## Directions for this task
Look at every line below and count those containing "label". Answer with the number only.

------ Dataset entries ------

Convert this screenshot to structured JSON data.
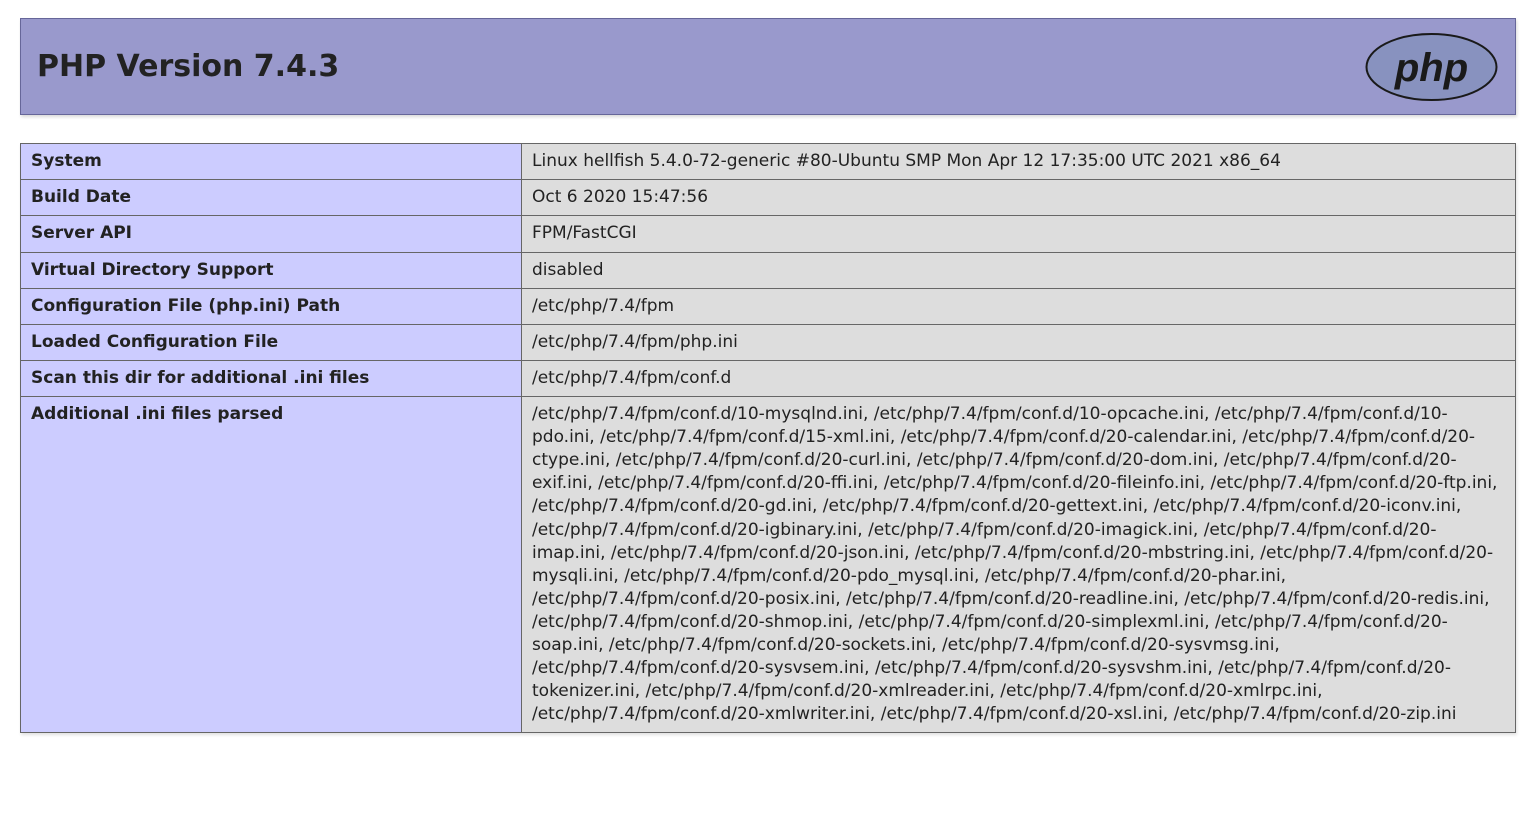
{
  "header": {
    "title": "PHP Version 7.4.3",
    "logo_alt": "php"
  },
  "rows": [
    {
      "label": "System",
      "value": "Linux hellfish 5.4.0-72-generic #80-Ubuntu SMP Mon Apr 12 17:35:00 UTC 2021 x86_64"
    },
    {
      "label": "Build Date",
      "value": "Oct 6 2020 15:47:56"
    },
    {
      "label": "Server API",
      "value": "FPM/FastCGI"
    },
    {
      "label": "Virtual Directory Support",
      "value": "disabled"
    },
    {
      "label": "Configuration File (php.ini) Path",
      "value": "/etc/php/7.4/fpm"
    },
    {
      "label": "Loaded Configuration File",
      "value": "/etc/php/7.4/fpm/php.ini"
    },
    {
      "label": "Scan this dir for additional .ini files",
      "value": "/etc/php/7.4/fpm/conf.d"
    },
    {
      "label": "Additional .ini files parsed",
      "value": "/etc/php/7.4/fpm/conf.d/10-mysqlnd.ini, /etc/php/7.4/fpm/conf.d/10-opcache.ini, /etc/php/7.4/fpm/conf.d/10-pdo.ini, /etc/php/7.4/fpm/conf.d/15-xml.ini, /etc/php/7.4/fpm/conf.d/20-calendar.ini, /etc/php/7.4/fpm/conf.d/20-ctype.ini, /etc/php/7.4/fpm/conf.d/20-curl.ini, /etc/php/7.4/fpm/conf.d/20-dom.ini, /etc/php/7.4/fpm/conf.d/20-exif.ini, /etc/php/7.4/fpm/conf.d/20-ffi.ini, /etc/php/7.4/fpm/conf.d/20-fileinfo.ini, /etc/php/7.4/fpm/conf.d/20-ftp.ini, /etc/php/7.4/fpm/conf.d/20-gd.ini, /etc/php/7.4/fpm/conf.d/20-gettext.ini, /etc/php/7.4/fpm/conf.d/20-iconv.ini, /etc/php/7.4/fpm/conf.d/20-igbinary.ini, /etc/php/7.4/fpm/conf.d/20-imagick.ini, /etc/php/7.4/fpm/conf.d/20-imap.ini, /etc/php/7.4/fpm/conf.d/20-json.ini, /etc/php/7.4/fpm/conf.d/20-mbstring.ini, /etc/php/7.4/fpm/conf.d/20-mysqli.ini, /etc/php/7.4/fpm/conf.d/20-pdo_mysql.ini, /etc/php/7.4/fpm/conf.d/20-phar.ini, /etc/php/7.4/fpm/conf.d/20-posix.ini, /etc/php/7.4/fpm/conf.d/20-readline.ini, /etc/php/7.4/fpm/conf.d/20-redis.ini, /etc/php/7.4/fpm/conf.d/20-shmop.ini, /etc/php/7.4/fpm/conf.d/20-simplexml.ini, /etc/php/7.4/fpm/conf.d/20-soap.ini, /etc/php/7.4/fpm/conf.d/20-sockets.ini, /etc/php/7.4/fpm/conf.d/20-sysvmsg.ini, /etc/php/7.4/fpm/conf.d/20-sysvsem.ini, /etc/php/7.4/fpm/conf.d/20-sysvshm.ini, /etc/php/7.4/fpm/conf.d/20-tokenizer.ini, /etc/php/7.4/fpm/conf.d/20-xmlreader.ini, /etc/php/7.4/fpm/conf.d/20-xmlrpc.ini, /etc/php/7.4/fpm/conf.d/20-xmlwriter.ini, /etc/php/7.4/fpm/conf.d/20-xsl.ini, /etc/php/7.4/fpm/conf.d/20-zip.ini"
    }
  ]
}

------

## Answer area
8